As the cricketing world grapples with the retirement of David Warner from Test cricket, Australian captain Pat Cummins has provided insights into the ongoing debate regarding Warner’s successor as the opening batter.
Notably, the recently concluded third Test against Pakistan marked the end of Warner’s red-ball career, leaving the Aussies in search of a reliable partner for Usman Khawaja at the top of the order. Australia won the third Test and ended the series with 3-0 scoreline.
Steve Smith throws his hat in the ring
Former captain and one of the modern-day greats, Steve Smith, has expressed eagerness to embrace a new challenge by moving up the batting order. In a candid conversation with ABC Grandstand, Smith stated, “I’m actually happy to go up the top. I’m pretty keen if that’s what they want to do. I’m sure the selectors and Ron [Andrew McDonald] and Patty [Cummins] will have a chat after this game, but yeah, I’m certainly interested for sure.”
Pat Cummins responds to Smith’s proposition
Cummins, the current captain of Australian team, has responded to Smith’s proposition, expressing hesitance in displacing the prolific batter from his established position in the middle order. Cummins highlighted Smith’s consistent output at No. 4 and commended the performances of Marnus Labuschagne, Smith, Travis Head, and Mitchell Marsh in their respective batting positions.
“I’m pretty happy with [Smith’s] output at No. 4. Obviously Marnus [Labuschagne], Smudge [Smith], Trav [Head] and [Mitchell] Marsh have been pretty impressive at Nos. 3, 4, 5 and 6. So first instinct isn’t probably to disrupt that,” said Smith as quoted by Cricbuzz.
Team dynamics at the forefront
Cummins emphasized the importance of maintaining the current batting order’s balance, acknowledging the challenge of replicating the impact David Warner had as an opener.
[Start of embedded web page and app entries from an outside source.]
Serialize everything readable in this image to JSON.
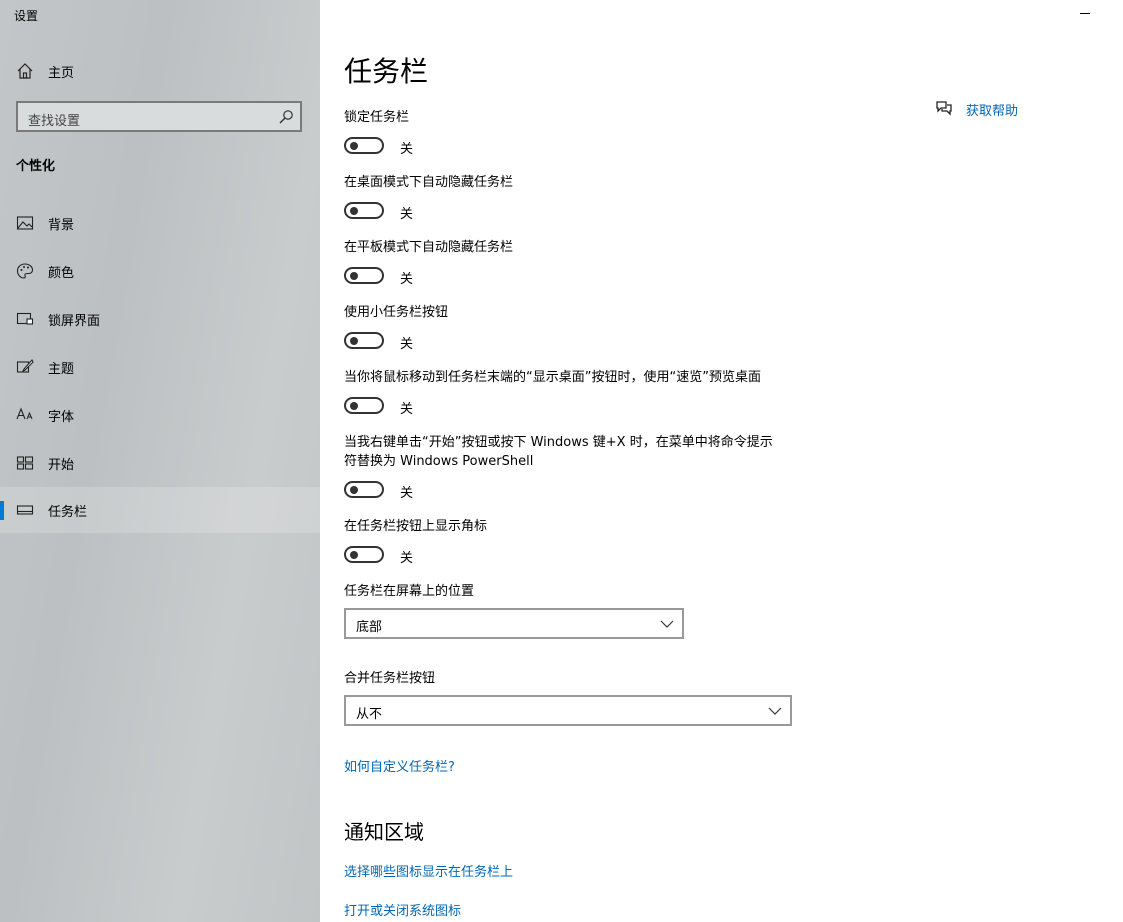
{
  "window": {
    "title": "设置"
  },
  "sidebar": {
    "home_label": "主页",
    "search_placeholder": "查找设置",
    "group_title": "个性化",
    "items": [
      {
        "label": "背景",
        "icon": "picture-icon"
      },
      {
        "label": "颜色",
        "icon": "palette-icon"
      },
      {
        "label": "锁屏界面",
        "icon": "lock-screen-icon"
      },
      {
        "label": "主题",
        "icon": "theme-brush-icon"
      },
      {
        "label": "字体",
        "icon": "font-icon"
      },
      {
        "label": "开始",
        "icon": "start-grid-icon"
      },
      {
        "label": "任务栏",
        "icon": "taskbar-icon",
        "active": true
      }
    ]
  },
  "main": {
    "title": "任务栏",
    "help_label": "获取帮助",
    "settings": [
      {
        "label": "锁定任务栏",
        "state": "关"
      },
      {
        "label": "在桌面模式下自动隐藏任务栏",
        "state": "关"
      },
      {
        "label": "在平板模式下自动隐藏任务栏",
        "state": "关"
      },
      {
        "label": "使用小任务栏按钮",
        "state": "关"
      },
      {
        "label": "当你将鼠标移动到任务栏末端的“显示桌面”按钮时，使用“速览”预览桌面",
        "state": "关"
      },
      {
        "label": "当我右键单击“开始”按钮或按下 Windows 键+X 时，在菜单中将命令提示符替换为 Windows PowerShell",
        "state": "关"
      },
      {
        "label": "在任务栏按钮上显示角标",
        "state": "关"
      }
    ],
    "position": {
      "label": "任务栏在屏幕上的位置",
      "value": "底部"
    },
    "combine": {
      "label": "合并任务栏按钮",
      "value": "从不"
    },
    "customize_link": "如何自定义任务栏?",
    "notification_title": "通知区域",
    "notification_links": [
      "选择哪些图标显示在任务栏上",
      "打开或关闭系统图标"
    ]
  },
  "colors": {
    "accent": "#0078d7",
    "link": "#0067b8"
  }
}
He stressed the need to apply pressure on the opposition and keep the scoreboard ticking over, citing these as crucial aspects in Test cricket. Further Cummins also underlined the significance of Shield cricket performances as an indicator of a player’s readiness for the international stage.
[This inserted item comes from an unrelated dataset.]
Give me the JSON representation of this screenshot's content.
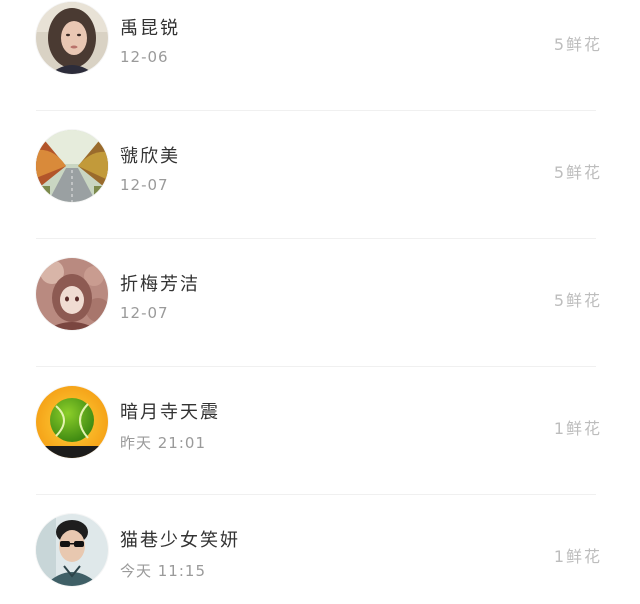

“It’s obviously going to be really hard to replicate Davey and what he’s brought to it. I think you look for who is best placed to score runs, really. But I think, in Test cricket, there are some things that remain true – and that is you’ve got to be putting the pressure on the opposition. You’ve got to be ticking over the scoreboard. Not always – but most of the time – you’ve got to keep the scoreboard moving along. There are considerations, but realistically, if anyone is scoring runs in Shield cricket, it’s probably a good sign they can do it at the next level,” Cummins added.